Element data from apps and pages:
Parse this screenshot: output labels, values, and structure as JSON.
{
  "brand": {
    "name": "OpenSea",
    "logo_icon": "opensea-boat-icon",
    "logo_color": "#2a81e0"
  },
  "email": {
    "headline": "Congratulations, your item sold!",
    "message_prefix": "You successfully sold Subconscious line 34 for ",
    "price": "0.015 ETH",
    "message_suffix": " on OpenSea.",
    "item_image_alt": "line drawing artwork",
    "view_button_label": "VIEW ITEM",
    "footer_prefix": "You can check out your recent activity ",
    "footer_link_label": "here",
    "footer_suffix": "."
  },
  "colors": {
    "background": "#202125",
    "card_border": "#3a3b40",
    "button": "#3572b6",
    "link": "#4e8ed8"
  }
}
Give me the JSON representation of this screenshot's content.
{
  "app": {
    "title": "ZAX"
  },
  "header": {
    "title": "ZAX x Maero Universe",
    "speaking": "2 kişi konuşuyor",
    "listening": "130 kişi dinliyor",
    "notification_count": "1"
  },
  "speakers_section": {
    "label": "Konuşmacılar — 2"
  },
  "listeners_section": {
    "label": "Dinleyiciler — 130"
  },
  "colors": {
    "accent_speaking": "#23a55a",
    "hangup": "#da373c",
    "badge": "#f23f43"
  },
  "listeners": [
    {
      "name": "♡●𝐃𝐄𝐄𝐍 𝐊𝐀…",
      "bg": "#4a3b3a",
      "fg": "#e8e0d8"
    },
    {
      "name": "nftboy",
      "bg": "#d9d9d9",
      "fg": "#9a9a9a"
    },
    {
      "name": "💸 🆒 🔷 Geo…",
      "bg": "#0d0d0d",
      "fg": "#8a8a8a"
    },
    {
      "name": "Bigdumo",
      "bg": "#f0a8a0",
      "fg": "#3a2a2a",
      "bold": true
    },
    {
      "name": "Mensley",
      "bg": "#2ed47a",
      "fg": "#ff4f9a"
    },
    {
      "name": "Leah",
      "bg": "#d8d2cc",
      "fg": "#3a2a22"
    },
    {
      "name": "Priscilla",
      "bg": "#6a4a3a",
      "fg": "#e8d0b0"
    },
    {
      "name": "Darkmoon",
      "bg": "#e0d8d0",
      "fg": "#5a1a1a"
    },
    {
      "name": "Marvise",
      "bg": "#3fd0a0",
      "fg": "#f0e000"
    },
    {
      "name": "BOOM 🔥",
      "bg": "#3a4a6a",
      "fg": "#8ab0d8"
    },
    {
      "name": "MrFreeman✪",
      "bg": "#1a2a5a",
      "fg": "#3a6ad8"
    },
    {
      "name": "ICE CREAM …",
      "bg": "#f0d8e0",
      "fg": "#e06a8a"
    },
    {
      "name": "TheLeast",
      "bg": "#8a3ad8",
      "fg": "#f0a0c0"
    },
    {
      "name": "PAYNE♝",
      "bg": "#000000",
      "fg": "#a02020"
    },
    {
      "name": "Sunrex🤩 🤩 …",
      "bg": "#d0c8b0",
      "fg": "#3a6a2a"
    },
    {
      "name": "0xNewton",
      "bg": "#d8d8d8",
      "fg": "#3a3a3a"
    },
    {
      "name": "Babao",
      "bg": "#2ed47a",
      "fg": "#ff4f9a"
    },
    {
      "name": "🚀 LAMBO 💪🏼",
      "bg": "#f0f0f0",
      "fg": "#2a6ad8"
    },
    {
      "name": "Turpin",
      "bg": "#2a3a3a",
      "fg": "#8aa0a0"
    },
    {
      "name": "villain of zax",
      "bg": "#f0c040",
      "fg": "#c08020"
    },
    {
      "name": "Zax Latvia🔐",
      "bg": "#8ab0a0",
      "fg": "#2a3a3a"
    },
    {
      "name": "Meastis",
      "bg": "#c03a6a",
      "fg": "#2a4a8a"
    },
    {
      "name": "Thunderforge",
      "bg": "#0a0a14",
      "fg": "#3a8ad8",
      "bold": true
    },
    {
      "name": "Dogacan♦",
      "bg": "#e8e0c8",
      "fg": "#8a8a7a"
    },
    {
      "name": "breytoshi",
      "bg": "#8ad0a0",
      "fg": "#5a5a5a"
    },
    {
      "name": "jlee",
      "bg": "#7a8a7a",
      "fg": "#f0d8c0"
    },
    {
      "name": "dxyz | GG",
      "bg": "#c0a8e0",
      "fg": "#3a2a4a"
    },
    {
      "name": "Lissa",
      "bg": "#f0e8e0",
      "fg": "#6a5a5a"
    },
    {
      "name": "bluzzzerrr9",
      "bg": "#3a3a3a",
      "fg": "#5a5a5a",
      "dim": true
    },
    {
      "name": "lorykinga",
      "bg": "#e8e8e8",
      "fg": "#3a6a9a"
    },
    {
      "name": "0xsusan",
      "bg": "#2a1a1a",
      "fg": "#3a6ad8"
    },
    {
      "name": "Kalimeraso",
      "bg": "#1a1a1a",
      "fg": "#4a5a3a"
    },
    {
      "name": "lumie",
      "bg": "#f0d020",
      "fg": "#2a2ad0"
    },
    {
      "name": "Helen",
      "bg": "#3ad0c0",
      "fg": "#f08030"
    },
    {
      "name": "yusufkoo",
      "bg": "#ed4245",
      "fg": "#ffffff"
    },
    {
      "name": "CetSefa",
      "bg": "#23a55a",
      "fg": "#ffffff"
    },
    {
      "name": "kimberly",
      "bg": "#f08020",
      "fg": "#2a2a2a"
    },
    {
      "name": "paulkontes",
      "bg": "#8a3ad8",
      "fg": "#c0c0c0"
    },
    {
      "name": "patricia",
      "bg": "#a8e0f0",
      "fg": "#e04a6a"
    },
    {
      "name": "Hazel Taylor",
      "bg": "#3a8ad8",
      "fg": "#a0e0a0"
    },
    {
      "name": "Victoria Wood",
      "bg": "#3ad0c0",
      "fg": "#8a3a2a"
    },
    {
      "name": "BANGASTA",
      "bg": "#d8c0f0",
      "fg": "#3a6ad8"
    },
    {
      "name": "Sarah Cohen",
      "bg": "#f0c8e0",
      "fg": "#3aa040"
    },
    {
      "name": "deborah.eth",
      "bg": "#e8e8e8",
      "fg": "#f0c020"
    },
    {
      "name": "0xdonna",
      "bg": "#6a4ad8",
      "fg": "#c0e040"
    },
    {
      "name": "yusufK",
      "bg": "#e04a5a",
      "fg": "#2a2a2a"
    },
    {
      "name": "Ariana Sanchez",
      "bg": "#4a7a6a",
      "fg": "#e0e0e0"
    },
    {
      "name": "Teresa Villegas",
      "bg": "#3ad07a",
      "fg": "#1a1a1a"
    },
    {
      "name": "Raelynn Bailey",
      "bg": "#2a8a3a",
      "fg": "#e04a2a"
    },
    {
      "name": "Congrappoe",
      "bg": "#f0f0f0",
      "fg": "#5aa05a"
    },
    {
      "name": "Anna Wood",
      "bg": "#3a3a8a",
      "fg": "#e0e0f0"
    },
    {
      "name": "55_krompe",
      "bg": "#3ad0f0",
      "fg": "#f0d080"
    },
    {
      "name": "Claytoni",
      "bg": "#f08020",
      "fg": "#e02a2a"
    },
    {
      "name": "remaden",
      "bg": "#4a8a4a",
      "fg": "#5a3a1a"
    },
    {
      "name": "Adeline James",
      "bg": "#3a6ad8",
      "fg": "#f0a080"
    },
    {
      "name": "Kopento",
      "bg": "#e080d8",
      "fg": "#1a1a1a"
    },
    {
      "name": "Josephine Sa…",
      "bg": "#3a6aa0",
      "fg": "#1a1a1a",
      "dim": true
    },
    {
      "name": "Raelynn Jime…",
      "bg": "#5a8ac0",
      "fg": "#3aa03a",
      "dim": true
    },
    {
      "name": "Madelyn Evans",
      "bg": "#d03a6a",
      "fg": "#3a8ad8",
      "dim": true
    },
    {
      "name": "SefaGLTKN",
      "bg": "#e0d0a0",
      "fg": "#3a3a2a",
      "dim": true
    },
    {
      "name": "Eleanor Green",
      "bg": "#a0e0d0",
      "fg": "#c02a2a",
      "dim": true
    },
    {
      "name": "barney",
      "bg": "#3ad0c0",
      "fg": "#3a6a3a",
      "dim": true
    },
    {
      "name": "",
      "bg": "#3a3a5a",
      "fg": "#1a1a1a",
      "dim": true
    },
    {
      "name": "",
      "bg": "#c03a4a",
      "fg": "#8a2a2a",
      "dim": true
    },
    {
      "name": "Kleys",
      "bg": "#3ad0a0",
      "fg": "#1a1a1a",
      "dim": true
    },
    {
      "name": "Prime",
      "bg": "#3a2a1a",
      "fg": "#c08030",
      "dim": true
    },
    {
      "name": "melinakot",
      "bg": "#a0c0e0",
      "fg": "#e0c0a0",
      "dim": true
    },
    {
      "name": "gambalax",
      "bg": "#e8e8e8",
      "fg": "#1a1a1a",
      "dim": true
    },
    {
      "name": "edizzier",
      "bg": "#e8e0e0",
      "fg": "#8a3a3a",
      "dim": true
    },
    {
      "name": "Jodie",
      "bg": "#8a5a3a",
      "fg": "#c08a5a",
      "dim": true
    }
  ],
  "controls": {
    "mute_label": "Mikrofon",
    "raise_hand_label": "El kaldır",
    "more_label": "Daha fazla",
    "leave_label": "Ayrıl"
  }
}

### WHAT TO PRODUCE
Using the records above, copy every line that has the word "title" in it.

### ANSWER AREA
    "title": "ZAX"
    "title": "ZAX x Maero Universe",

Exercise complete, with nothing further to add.